Now, the seemingly inevitable happens; the Compass Rose is torpedoed. Most of the crew are lost. Among the survivors are Commander Ericson and First Lt. Lockhart. With the battle for the Atlantic still raging, the Commander and First Lieutenant are given a new ship to command and the vital, but hazardous escort duties must continue.
The Cruel Sea is a gripping adventure filmed in semi-documentary style.
NOTABLE:The Cruel Sea received an Oscar nomination for Best Writing, Screenplay.
The Cruel Sea remains true to the novel which was based on the author’s personal experience serving as an escort vessel officer during the war. However, some of Nicholas Monsarrant’s grimmest images were omitted from the film.
Tagline – Hilarious, heart-tugging! You’ll laugh… you’ll cry… you’ll cheer William Holden in his great Academy Award role!

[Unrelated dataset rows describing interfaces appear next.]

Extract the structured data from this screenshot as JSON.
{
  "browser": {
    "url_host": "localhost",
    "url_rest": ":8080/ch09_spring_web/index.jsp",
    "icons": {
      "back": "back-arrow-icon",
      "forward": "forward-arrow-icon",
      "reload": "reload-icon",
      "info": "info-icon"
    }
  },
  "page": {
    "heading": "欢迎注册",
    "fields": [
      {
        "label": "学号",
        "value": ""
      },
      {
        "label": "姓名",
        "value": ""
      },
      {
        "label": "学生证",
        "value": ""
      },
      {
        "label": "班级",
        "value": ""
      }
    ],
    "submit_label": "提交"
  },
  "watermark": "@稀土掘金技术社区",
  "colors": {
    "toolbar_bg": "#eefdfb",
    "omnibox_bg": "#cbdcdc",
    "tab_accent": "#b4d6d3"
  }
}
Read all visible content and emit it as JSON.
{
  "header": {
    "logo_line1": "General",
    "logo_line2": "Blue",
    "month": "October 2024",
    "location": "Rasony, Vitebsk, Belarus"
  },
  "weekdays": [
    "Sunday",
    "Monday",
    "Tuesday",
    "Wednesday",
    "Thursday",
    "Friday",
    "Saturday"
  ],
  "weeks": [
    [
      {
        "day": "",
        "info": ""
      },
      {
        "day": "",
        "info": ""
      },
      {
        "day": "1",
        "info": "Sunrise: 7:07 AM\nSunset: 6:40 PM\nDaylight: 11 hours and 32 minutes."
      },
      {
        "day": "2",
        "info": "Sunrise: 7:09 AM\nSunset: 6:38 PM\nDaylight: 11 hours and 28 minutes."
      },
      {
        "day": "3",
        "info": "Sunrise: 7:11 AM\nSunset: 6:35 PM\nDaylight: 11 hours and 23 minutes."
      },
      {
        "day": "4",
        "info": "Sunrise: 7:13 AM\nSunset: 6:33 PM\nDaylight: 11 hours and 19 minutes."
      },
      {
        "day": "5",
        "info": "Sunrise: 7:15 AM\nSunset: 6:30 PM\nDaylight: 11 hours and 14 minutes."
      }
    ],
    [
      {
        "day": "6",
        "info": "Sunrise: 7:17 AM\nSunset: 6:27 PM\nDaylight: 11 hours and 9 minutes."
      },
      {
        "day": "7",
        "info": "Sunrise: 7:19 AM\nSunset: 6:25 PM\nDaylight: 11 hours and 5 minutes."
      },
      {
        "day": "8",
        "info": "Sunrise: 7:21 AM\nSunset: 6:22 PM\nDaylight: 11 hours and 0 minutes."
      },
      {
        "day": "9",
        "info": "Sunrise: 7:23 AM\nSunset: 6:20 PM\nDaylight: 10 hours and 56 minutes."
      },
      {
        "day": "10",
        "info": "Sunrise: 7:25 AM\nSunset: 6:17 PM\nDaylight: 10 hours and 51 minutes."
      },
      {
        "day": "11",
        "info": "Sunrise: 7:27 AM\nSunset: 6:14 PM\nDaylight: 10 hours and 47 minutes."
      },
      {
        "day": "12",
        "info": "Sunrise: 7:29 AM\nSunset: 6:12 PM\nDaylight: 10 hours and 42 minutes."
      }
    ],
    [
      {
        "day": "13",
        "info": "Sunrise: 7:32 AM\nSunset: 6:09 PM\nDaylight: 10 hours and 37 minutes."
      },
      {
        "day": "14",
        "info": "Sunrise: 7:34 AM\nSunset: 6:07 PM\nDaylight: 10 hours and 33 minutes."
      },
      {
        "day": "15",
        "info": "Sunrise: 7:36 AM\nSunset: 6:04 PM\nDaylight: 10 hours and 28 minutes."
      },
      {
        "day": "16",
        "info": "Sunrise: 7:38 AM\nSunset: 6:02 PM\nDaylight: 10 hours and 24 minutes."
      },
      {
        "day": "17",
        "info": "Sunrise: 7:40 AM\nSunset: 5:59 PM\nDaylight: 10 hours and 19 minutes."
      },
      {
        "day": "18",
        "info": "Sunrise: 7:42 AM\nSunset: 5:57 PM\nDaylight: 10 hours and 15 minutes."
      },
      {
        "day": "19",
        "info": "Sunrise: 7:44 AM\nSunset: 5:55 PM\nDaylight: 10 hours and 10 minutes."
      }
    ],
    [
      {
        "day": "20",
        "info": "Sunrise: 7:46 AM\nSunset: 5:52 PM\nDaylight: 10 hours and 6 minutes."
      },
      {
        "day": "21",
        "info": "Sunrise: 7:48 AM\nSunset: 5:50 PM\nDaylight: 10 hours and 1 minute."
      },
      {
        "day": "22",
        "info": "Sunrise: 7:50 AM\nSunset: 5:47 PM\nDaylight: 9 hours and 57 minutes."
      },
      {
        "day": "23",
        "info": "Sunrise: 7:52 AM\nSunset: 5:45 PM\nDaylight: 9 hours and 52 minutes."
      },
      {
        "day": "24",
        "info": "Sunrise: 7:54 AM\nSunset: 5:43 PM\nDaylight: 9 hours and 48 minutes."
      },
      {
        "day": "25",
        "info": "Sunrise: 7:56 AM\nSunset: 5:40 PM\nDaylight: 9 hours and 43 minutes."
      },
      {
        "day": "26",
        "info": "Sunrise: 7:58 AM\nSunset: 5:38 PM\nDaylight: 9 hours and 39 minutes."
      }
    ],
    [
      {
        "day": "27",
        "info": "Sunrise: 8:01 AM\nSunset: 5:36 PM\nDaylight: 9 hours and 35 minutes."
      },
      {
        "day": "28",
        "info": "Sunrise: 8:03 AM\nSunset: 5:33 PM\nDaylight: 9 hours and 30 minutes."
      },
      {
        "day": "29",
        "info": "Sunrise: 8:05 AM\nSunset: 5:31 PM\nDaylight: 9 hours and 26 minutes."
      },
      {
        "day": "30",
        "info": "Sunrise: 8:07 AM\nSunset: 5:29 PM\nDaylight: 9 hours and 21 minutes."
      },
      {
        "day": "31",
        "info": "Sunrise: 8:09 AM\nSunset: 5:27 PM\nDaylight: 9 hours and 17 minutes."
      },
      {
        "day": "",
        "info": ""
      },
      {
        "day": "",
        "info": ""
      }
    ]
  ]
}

Starring– William Holden (Sgt. J.J. Sefton), Don Taylor (Lt. James Dunbar), Otto Preminger (Col von Scherbach), Robert Strauss (Animal), Harvey Lembeck (Harry Shapiro), Richard Erdman (Sgt. ‘Hoffy’ Hoffman), Peter Graves (Price), Neville Brand (Duke).
Released– July, 1953
Directed By– Billy Wilder
Produced By – Paramount Pictures
Distributed By– Paramount Pictures
Description– Stalag 17, a German POW camp, seems to have a Nazi spy in Barracks Four. Two prisoners have taken a chance on escape only to be killed all too easily. It looks like the German’s were fully aware of the escape attempt.
The shadow of suspicion is beginning to fall on barracks black-marketeer Sgt. J.J. Sefton. Somewhat antisocial, Sefton openly bargains with the enemy to obtain prison luxuries for himself, organizes mouse races and other shady, but profitable enterprises.
But, worst of all, he fraternizes with the enemy and has made bets with other inmates that the escape attempt would prove unsuccessful. Then there’s the confiscation of a radio that was used to secretly get war news for the prisoners.
Now there is the apparent reward, a day in the women’s barracks has been given to Sefton. And if that is not enough, there is a new prisoner, Lt. James Dunbar who has blown up a German ammunition train while being transported to Stalag 17.
Sefton is believed to have told the German’s how Dunbar was able to blow up the train and is accused of being a spy and beaten by his fellow prisoners.
Determined to prove his innocence, Sgt. Sefton sets out to learn who the real spy is and to help Lt. Dunbar escape from the Nazi SS who now want to interrogate him.
NOTABLE: Stalag 17 won one Oscar for Best Actor in a Leading Role (William Holden), and received nominations for Best Director (Billy Wilder), and Best Actor in a Supporting Role (Robert Strauss).
The story is based on the Broadway play written by Donald Bevan and Edmund Trzcinski who were both prisoners of war in Stalag 17B in Austria.
Actor William Holden was hesitant to accept the role, believing the character to be too selfish and cynical. However, being under contract to Paramount, he was forced to do it.
Stalag 17 along with The Bridge on the River Kwai and The Great Escape are considered to be three of the best World War II prisoner-of-war movies.
Personal Note: While the description sure doesn’t sound like it, this film has some very funny moments. It is an excellent balance between drama, suspense, and comedy.